    On hot summer days, my sister and I laugh as we jump off our boat into the cool water together. We attach a small ladder to the side in order to help us get back into the boat safely and quickly. Our life jackets ensure our ability to pop up out of the water right after we jump in. The water refreshes us on a scorching summer day — I feel like I could stay in for so long, but I worry a little that I might get stung by a jellyfish lurking nearby. I lie on my back and float and look up at the gorgeous blue sky above me, and I watch the occasional cloud drift by.
    When it’s low tide, we anchor in shallow water and put our ladder out. We get our mask and snorkel gear and splash into the water. Snorkeling gives you a terrific inside look into what life is like under the sea. Seeing the little crabs scurry away at the sight of you makes you think of what a giant you must seem like to them. Fish often come and go, gracefully gliding by your mask. The grass-like seaweed dances to the rhythm of the waves pushing it.
    Exploring underwater life lets me observe nature like I’ve never done before. The water greets me with a cool twinge, but I fight through the cold and realize how amazing it is to snorkel here. A shell sparkles, and I dive down to pick it up. I notice that a sea creature is inside, so I gently place it back on the ocean floor.
    After we snorkel and get back onto our boat, we decide we want to sail to a lighthouse close by. The white structure called Bug Light that sits on stilts ahead of us in the blue water looks like a spider as we get closer to it. No longer an active lighthouse, it still stands guard over Gardiner’s Bay. As the water gets shallower, more shells and rocks begin to appear. We drop in our anchor and walk to shore.
    I get the happy and successful feeling of reaching our faraway destination by boat, yet again. I always find it a thrill to be on land and realize that we took our little boat to get there. With our eyes glued on the sand, searching for sea glass, we make our way to see Bug Light up close. The lighthouse stands tall in the water, with waves washing over the rocks that surround it.
    We have seen dozens of lighthouses through our sailing adventures. Even when we are on land, we love to watch a lighthouse’s beam race through the dark sky and guide other ships to safety. Each one unique, no two lighthouses have the same shape or colors. Symbolic of the willingness of people to help one another through the challenges of Mother Nature, these magnificent structures spread a feeling of awe over my family whenever we see one sending out its guiding light.
    As the sun drops closer to the horizon, we realize that we must return to our mooring. We do not have running lights or GPS on our boat, so we are not allowed to be on the water at night. We leave Bug Light knowing that we’ll still be able to see it in the distance. With our sails raised,we head for home.
    We take down our sails as we approach the red and green buoys marking the entrance of Three Mile Harbor. The wind billows softly at my face while the sun paints an orange and pink sky as it sets. The water reflects the same brilliant sunset image. I think back and realize what a delightful day we’ve had. We’ve done some of our favorite activities: snorkeling, seeing a lighthouse, swimming, and sailing.

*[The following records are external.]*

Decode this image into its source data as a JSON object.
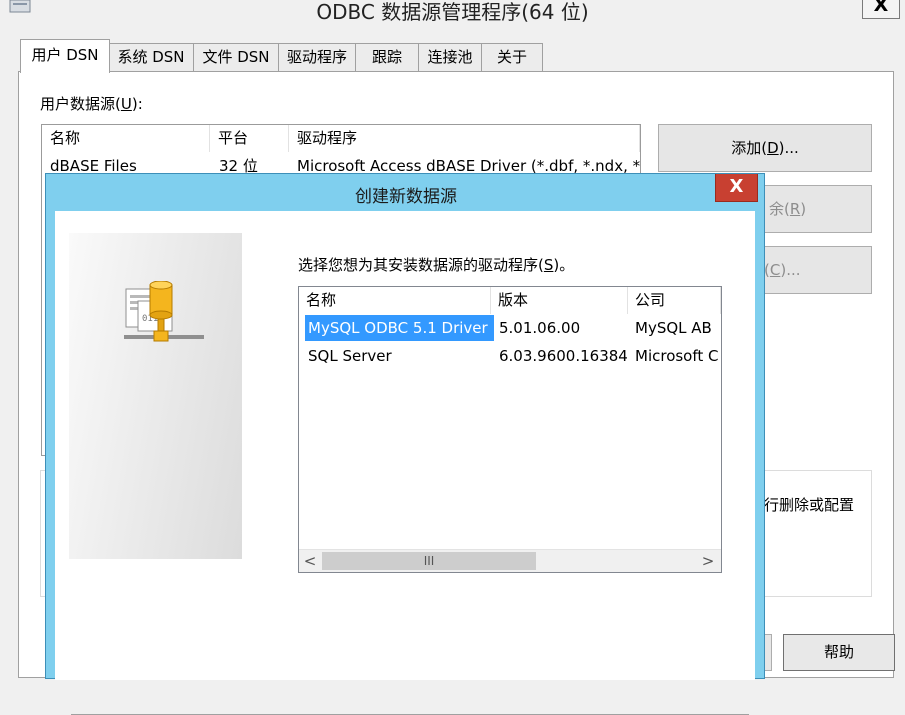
{
  "window": {
    "title": "ODBC 数据源管理程序(64 位)",
    "close_glyph": "X"
  },
  "tabs": [
    {
      "label": "用户 DSN",
      "active": true
    },
    {
      "label": "系统 DSN"
    },
    {
      "label": "文件 DSN"
    },
    {
      "label": "驱动程序"
    },
    {
      "label": "跟踪"
    },
    {
      "label": "连接池"
    },
    {
      "label": "关于"
    }
  ],
  "user_dsn": {
    "label": "用户数据源(U):",
    "columns": [
      "名称",
      "平台",
      "驱动程序"
    ],
    "rows": [
      {
        "name": "dBASE Files",
        "platform": "32 位",
        "driver": "Microsoft Access dBASE Driver (*.dbf, *.ndx, *"
      }
    ],
    "buttons": {
      "add": "添加(D)...",
      "remove_fragment": "余(R)",
      "configure_fragment": "(C)..."
    },
    "info_fragment": "行删除或配置",
    "help": "帮助"
  },
  "dialog": {
    "title": "创建新数据源",
    "close_glyph": "X",
    "prompt": "选择您想为其安装数据源的驱动程序(S)。",
    "columns": [
      "名称",
      "版本",
      "公司"
    ],
    "drivers": [
      {
        "name": "MySQL ODBC 5.1 Driver",
        "version": "5.01.06.00",
        "company": "MySQL AB",
        "selected": true
      },
      {
        "name": "SQL Server",
        "version": "6.03.9600.16384",
        "company": "Microsoft C",
        "selected": false
      }
    ],
    "scroll": {
      "left": "<",
      "right": ">",
      "thumb": "III"
    }
  },
  "icons": {
    "app": "app-icon",
    "datasource": "database-icon"
  },
  "colors": {
    "dialog_frame": "#7fcfee",
    "close_button": "#c84031",
    "selection": "#3399ff"
  }
}
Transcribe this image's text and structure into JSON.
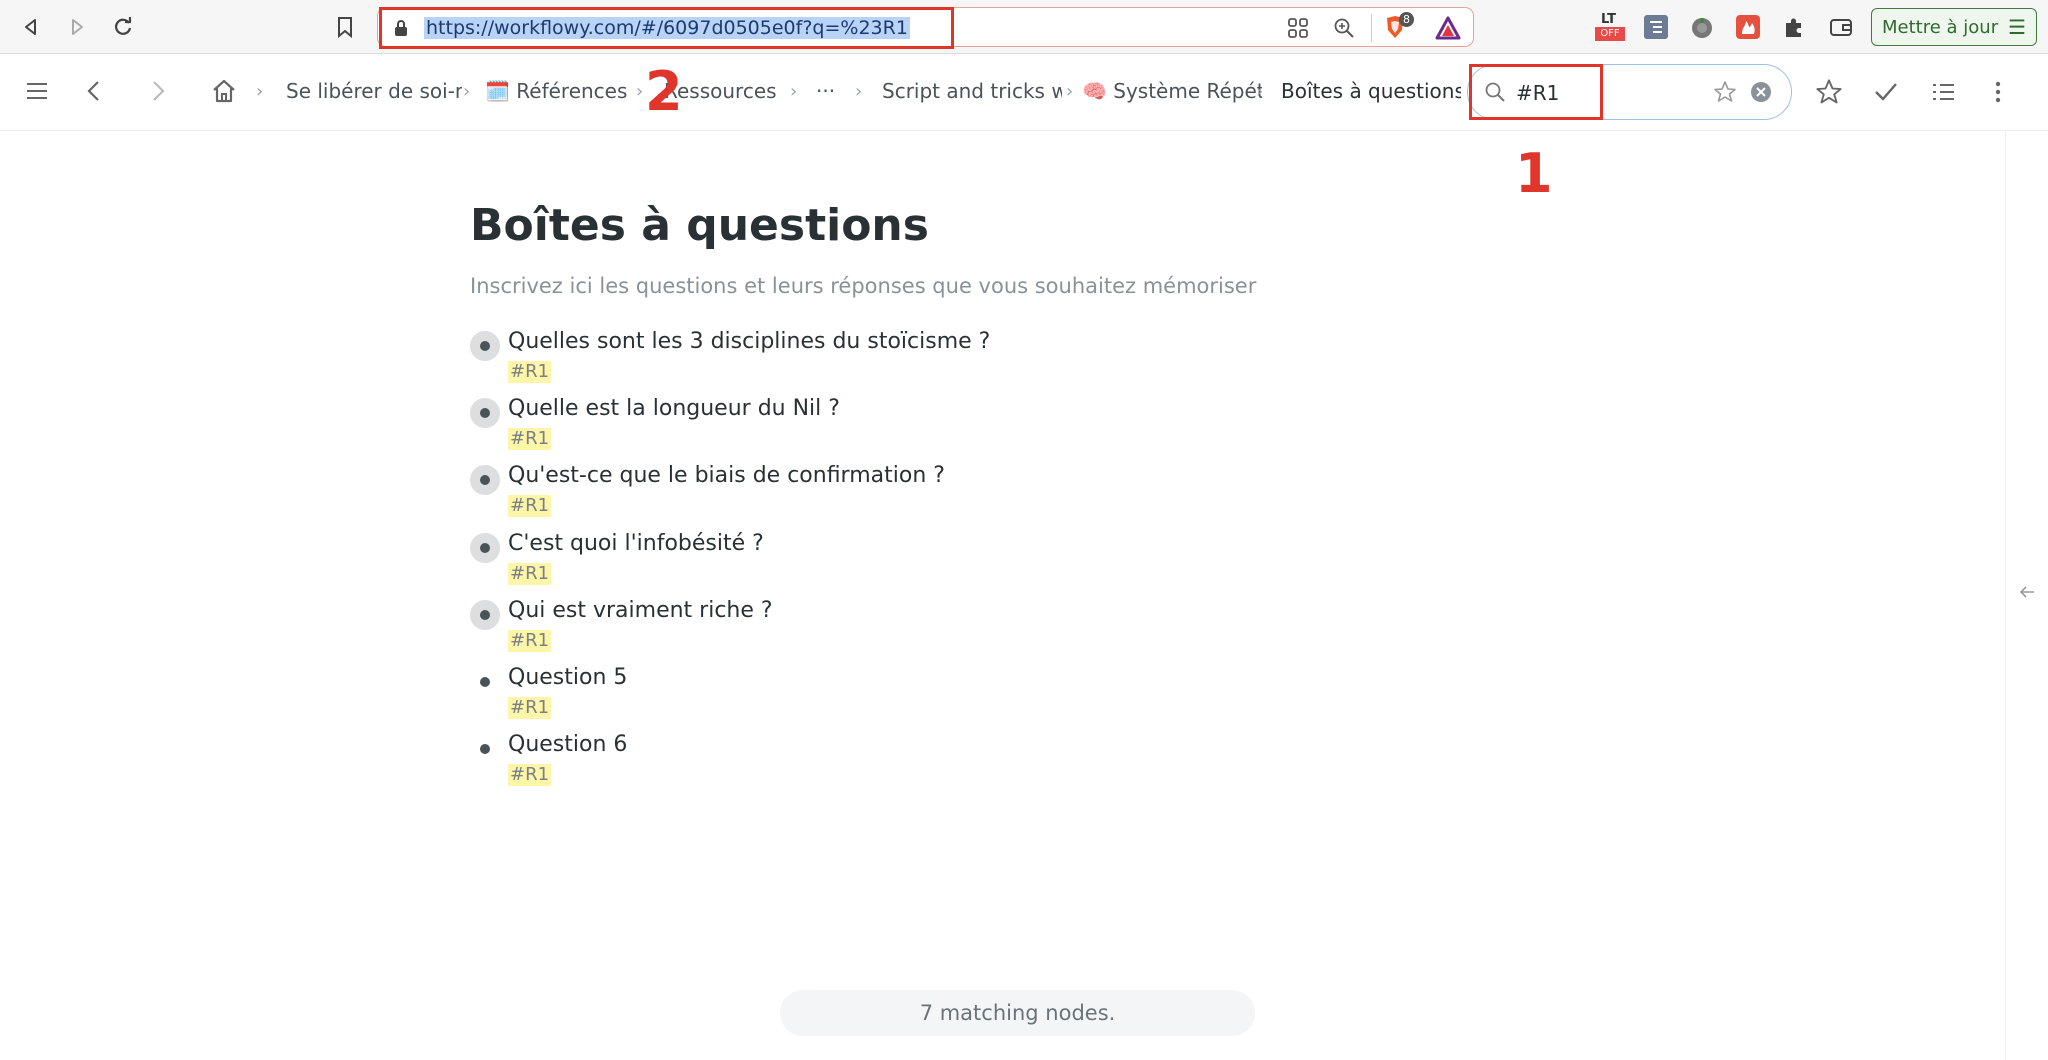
{
  "browser": {
    "url": "https://workflowy.com/#/6097d0505e0f?q=%23R1",
    "update_label": "Mettre à jour",
    "shield_count": "8",
    "lt_badge": "OFF"
  },
  "annotations": {
    "label_1": "1",
    "label_2": "2"
  },
  "breadcrumbs": [
    {
      "label": "Se libérer de soi-m"
    },
    {
      "label": "🗓️ Références"
    },
    {
      "label": "Ressources"
    },
    {
      "label": "···"
    },
    {
      "label": "Script and tricks w"
    },
    {
      "label": "🧠 Système Répéti"
    },
    {
      "label": "Boîtes à questions"
    }
  ],
  "search": {
    "value": "#R1"
  },
  "page": {
    "title": "Boîtes à questions",
    "note": "Inscrivez ici les questions et leurs réponses que vous souhaitez mémoriser"
  },
  "items": [
    {
      "text": "Quelles sont les 3 disciplines du stoïcisme ?",
      "tag": "#R1"
    },
    {
      "text": "Quelle est la longueur du Nil ?",
      "tag": "#R1"
    },
    {
      "text": "Qu'est-ce que le biais de confirmation ?",
      "tag": "#R1"
    },
    {
      "text": "C'est quoi l'infobésité ?",
      "tag": "#R1"
    },
    {
      "text": "Qui est vraiment riche ?",
      "tag": "#R1"
    },
    {
      "text": "Question 5",
      "tag": "#R1"
    },
    {
      "text": "Question 6",
      "tag": "#R1"
    }
  ],
  "status": {
    "text": "7 matching nodes."
  },
  "colors": {
    "annotation": "#e0352b",
    "tag_highlight": "#fdf6a8",
    "url_selection": "#b8d3f5"
  }
}
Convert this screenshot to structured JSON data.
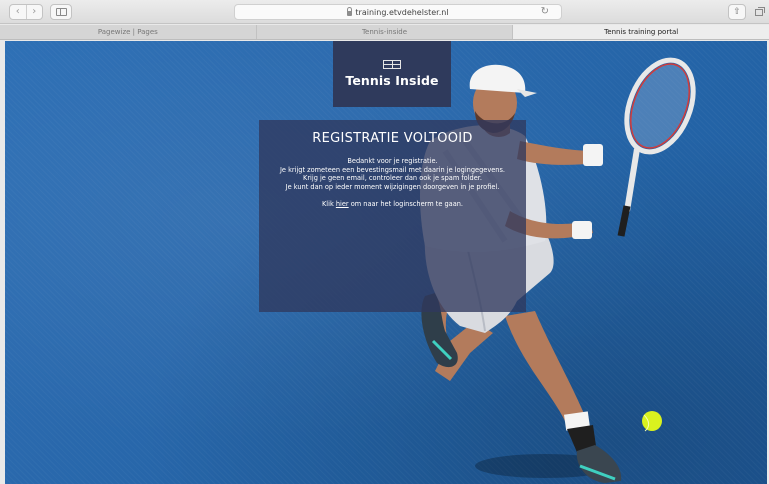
{
  "browser": {
    "back_icon": "chevron-left-icon",
    "forward_icon": "chevron-right-icon",
    "url": "training.etvdehelster.nl",
    "tabs": [
      {
        "label": "Pagewize | Pages",
        "active": false
      },
      {
        "label": "Tennis-inside",
        "active": false
      },
      {
        "label": "Tennis training portal",
        "active": true
      }
    ]
  },
  "logo": {
    "text": "Tennis Inside"
  },
  "registration": {
    "title": "REGISTRATIE VOLTOOID",
    "lines": [
      "Bedankt voor je registratie.",
      "Je krijgt zometeen een bevestingsmail met daarin je logingegevens.",
      "Krijg je geen email, controleer dan ook je spam folder.",
      "Je kunt dan op ieder moment wijzigingen doorgeven in je profiel."
    ],
    "link_prefix": "Klik ",
    "link_text": "hier",
    "link_suffix": " om naar het loginscherm te gaan."
  },
  "colors": {
    "court_blue": "#2a69ad",
    "panel_navy": "#2f3a5c",
    "ball_yellow": "#d9f21f"
  }
}
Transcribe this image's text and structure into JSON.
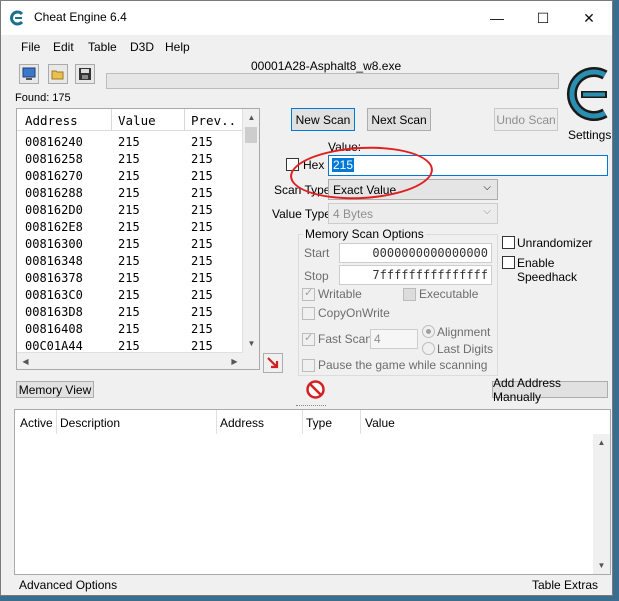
{
  "window": {
    "title": "Cheat Engine 6.4",
    "controls": {
      "minimize": "—",
      "maximize": "☐",
      "close": "✕"
    }
  },
  "menu": [
    "File",
    "Edit",
    "Table",
    "D3D",
    "Help"
  ],
  "process_name": "00001A28-Asphalt8_w8.exe",
  "found_label": "Found: 175",
  "settings_label": "Settings",
  "results": {
    "columns": [
      "Address",
      "Value",
      "Prev.."
    ],
    "rows": [
      [
        "00816240",
        "215",
        "215"
      ],
      [
        "00816258",
        "215",
        "215"
      ],
      [
        "00816270",
        "215",
        "215"
      ],
      [
        "00816288",
        "215",
        "215"
      ],
      [
        "008162D0",
        "215",
        "215"
      ],
      [
        "008162E8",
        "215",
        "215"
      ],
      [
        "00816300",
        "215",
        "215"
      ],
      [
        "00816348",
        "215",
        "215"
      ],
      [
        "00816378",
        "215",
        "215"
      ],
      [
        "008163C0",
        "215",
        "215"
      ],
      [
        "008163D8",
        "215",
        "215"
      ],
      [
        "00816408",
        "215",
        "215"
      ],
      [
        "00C01A44",
        "215",
        "215"
      ]
    ]
  },
  "buttons": {
    "new_scan": "New Scan",
    "next_scan": "Next Scan",
    "undo_scan": "Undo Scan",
    "memory_view": "Memory View",
    "add_address": "Add Address Manually"
  },
  "scan": {
    "value_label": "Value:",
    "hex_label": "Hex",
    "value": "215",
    "scan_type_label": "Scan Type",
    "scan_type": "Exact Value",
    "value_type_label": "Value Type",
    "value_type": "4 Bytes"
  },
  "memory_options": {
    "title": "Memory Scan Options",
    "start_label": "Start",
    "start": "0000000000000000",
    "stop_label": "Stop",
    "stop": "7fffffffffffffff",
    "writable": "Writable",
    "executable": "Executable",
    "copy_on_write": "CopyOnWrite",
    "fast_scan": "Fast Scan",
    "fast_scan_value": "4",
    "alignment": "Alignment",
    "last_digits": "Last Digits",
    "pause": "Pause the game while scanning"
  },
  "extra_options": {
    "unrandomizer": "Unrandomizer",
    "speedhack": "Enable Speedhack"
  },
  "address_list": {
    "columns": [
      "Active",
      "Description",
      "Address",
      "Type",
      "Value"
    ]
  },
  "status": {
    "advanced": "Advanced Options",
    "table_extras": "Table Extras"
  },
  "colors": {
    "accent": "#0078d7",
    "annotation": "#e02020"
  }
}
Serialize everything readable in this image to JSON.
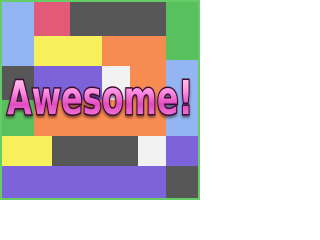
{
  "title": {
    "text": "Awesome!"
  },
  "colors": {
    "frame_green": "#66cc66",
    "text_fill_light": "#ffd6f2",
    "text_fill_dark": "#e04cc0",
    "text_stroke": "#3b0d33",
    "block_palette": {
      "sky": "#93b6f2",
      "rose": "#e25a77",
      "gray": "#575757",
      "green": "#58c15e",
      "yellow": "#f7ef5c",
      "orange": "#f78c52",
      "purple": "#7d63d9",
      "white": "#f2f2f2"
    }
  }
}
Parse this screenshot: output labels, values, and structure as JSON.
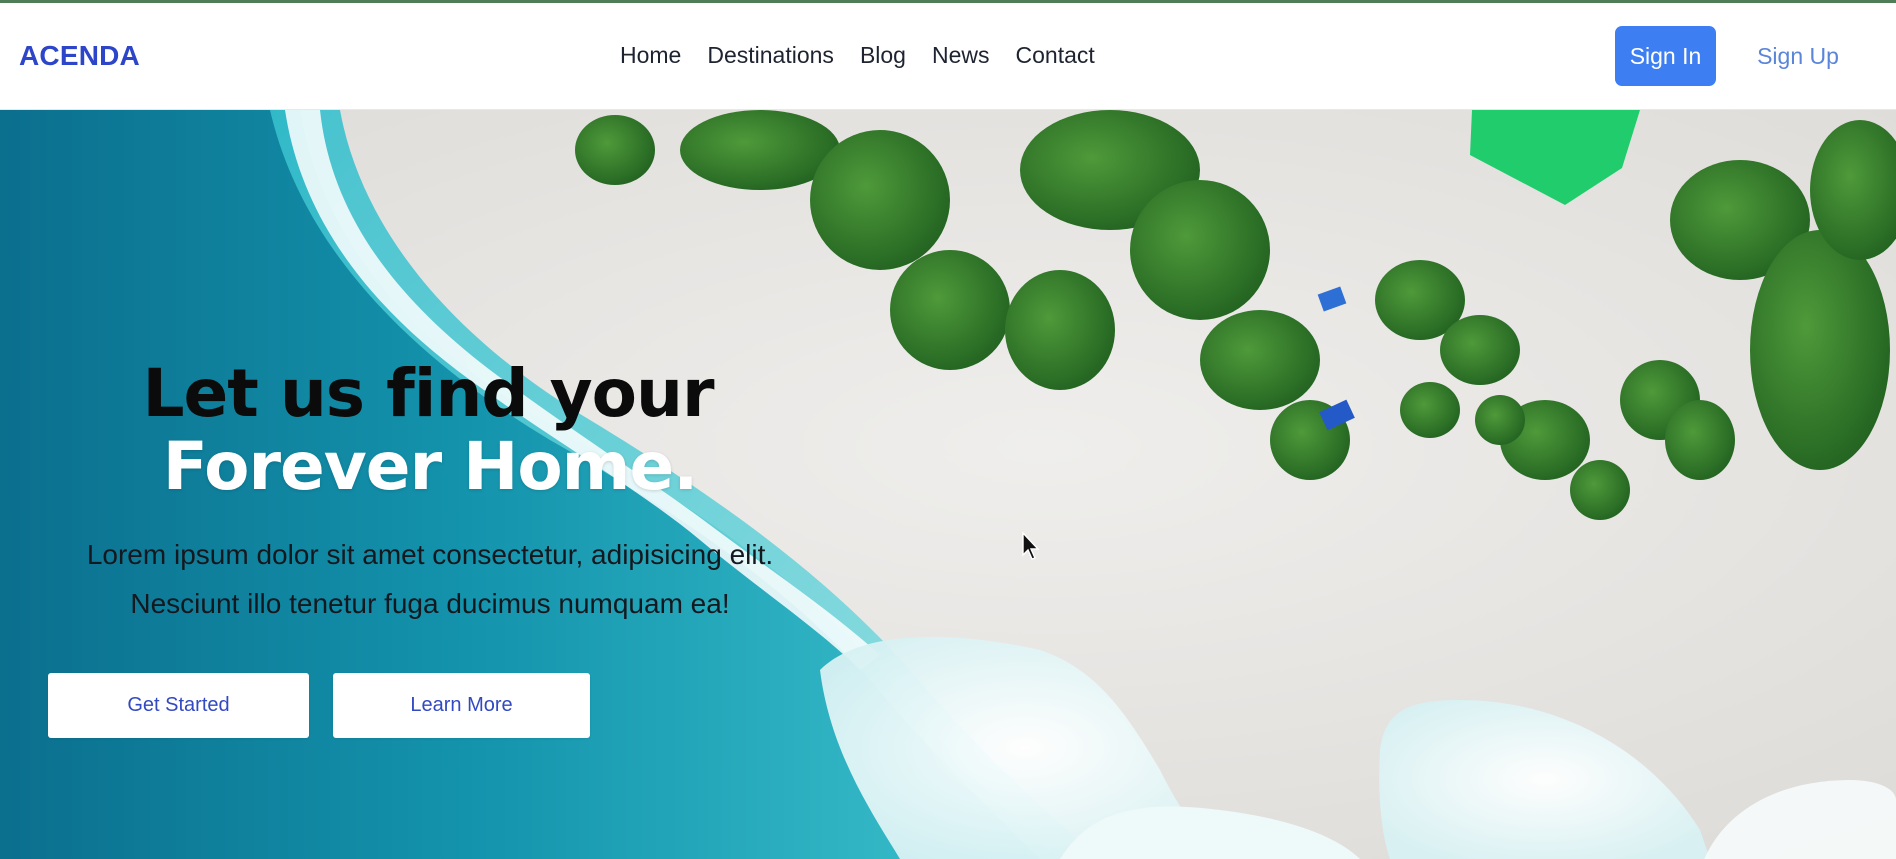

    Our sailboat gives me amazing opportunities and has helped teach me how to sail. It continuously opens fantastic doors for me, and for that, I am grateful. I will keep these sailing memories all throughout my life.

    Laura Kee, 15, was a student in Megan Chaskey’s Teen Creative Writing course at the Ross Summer Camp this year. Laura spends summers in East Hampton with her family and lives in Wes­ton, Mass.